## [Description of the task]
An exact restatement of every record is required.

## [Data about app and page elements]
-------

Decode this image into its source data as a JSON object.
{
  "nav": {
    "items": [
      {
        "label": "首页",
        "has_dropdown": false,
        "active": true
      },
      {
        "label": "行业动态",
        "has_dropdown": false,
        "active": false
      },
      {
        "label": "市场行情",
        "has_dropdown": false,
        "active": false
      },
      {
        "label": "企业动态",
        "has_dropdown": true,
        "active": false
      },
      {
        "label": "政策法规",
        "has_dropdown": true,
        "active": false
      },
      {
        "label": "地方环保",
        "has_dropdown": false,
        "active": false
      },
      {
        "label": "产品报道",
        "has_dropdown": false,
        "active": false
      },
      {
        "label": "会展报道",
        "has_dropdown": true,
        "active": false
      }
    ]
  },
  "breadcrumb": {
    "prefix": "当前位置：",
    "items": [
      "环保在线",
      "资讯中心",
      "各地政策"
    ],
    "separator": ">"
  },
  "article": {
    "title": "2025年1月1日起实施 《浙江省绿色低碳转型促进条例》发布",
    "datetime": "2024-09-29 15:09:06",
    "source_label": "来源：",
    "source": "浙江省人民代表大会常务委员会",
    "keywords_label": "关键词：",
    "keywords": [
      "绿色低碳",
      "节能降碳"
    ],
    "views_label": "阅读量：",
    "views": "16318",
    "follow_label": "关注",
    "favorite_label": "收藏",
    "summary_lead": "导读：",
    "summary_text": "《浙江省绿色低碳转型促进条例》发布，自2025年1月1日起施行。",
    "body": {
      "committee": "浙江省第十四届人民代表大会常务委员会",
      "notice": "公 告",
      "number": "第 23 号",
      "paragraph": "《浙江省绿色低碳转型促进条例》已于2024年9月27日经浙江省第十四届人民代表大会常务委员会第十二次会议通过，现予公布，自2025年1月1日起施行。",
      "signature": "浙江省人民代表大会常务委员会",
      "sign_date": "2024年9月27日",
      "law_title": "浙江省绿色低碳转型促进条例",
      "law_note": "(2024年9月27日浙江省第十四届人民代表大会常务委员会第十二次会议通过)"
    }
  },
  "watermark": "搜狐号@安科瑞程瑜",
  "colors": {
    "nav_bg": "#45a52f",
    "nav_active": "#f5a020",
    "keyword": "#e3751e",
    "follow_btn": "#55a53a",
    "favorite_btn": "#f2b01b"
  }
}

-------

## [Answer to this problem]
Decode this image into its source data as a JSON object.
{
  "nav": {
    "items": [
      {
        "label": "首页",
        "has_dropdown": false,
        "active": true
      },
      {
        "label": "行业动态",
        "has_dropdown": false,
        "active": false
      },
      {
        "label": "市场行情",
        "has_dropdown": false,
        "active": false
      },
      {
        "label": "企业动态",
        "has_dropdown": true,
        "active": false
      },
      {
        "label": "政策法规",
        "has_dropdown": true,
        "active": false
      },
      {
        "label": "地方环保",
        "has_dropdown": false,
        "active": false
      },
      {
        "label": "产品报道",
        "has_dropdown": false,
        "active": false
      },
      {
        "label": "会展报道",
        "has_dropdown": true,
        "active": false
      }
    ]
  },
  "breadcrumb": {
    "prefix": "当前位置：",
    "items": [
      "环保在线",
      "资讯中心",
      "各地政策"
    ],
    "separator": ">"
  },
  "article": {
    "title": "2025年1月1日起实施 《浙江省绿色低碳转型促进条例》发布",
    "datetime": "2024-09-29 15:09:06",
    "source_label": "来源：",
    "source": "浙江省人民代表大会常务委员会",
    "keywords_label": "关键词：",
    "keywords": [
      "绿色低碳",
      "节能降碳"
    ],
    "views_label": "阅读量：",
    "views": "16318",
    "follow_label": "关注",
    "favorite_label": "收藏",
    "summary_lead": "导读：",
    "summary_text": "《浙江省绿色低碳转型促进条例》发布，自2025年1月1日起施行。",
    "body": {
      "committee": "浙江省第十四届人民代表大会常务委员会",
      "notice": "公 告",
      "number": "第 23 号",
      "paragraph": "《浙江省绿色低碳转型促进条例》已于2024年9月27日经浙江省第十四届人民代表大会常务委员会第十二次会议通过，现予公布，自2025年1月1日起施行。",
      "signature": "浙江省人民代表大会常务委员会",
      "sign_date": "2024年9月27日",
      "law_title": "浙江省绿色低碳转型促进条例",
      "law_note": "(2024年9月27日浙江省第十四届人民代表大会常务委员会第十二次会议通过)"
    }
  },
  "watermark": "搜狐号@安科瑞程瑜",
  "colors": {
    "nav_bg": "#45a52f",
    "nav_active": "#f5a020",
    "keyword": "#e3751e",
    "follow_btn": "#55a53a",
    "favorite_btn": "#f2b01b"
  }
}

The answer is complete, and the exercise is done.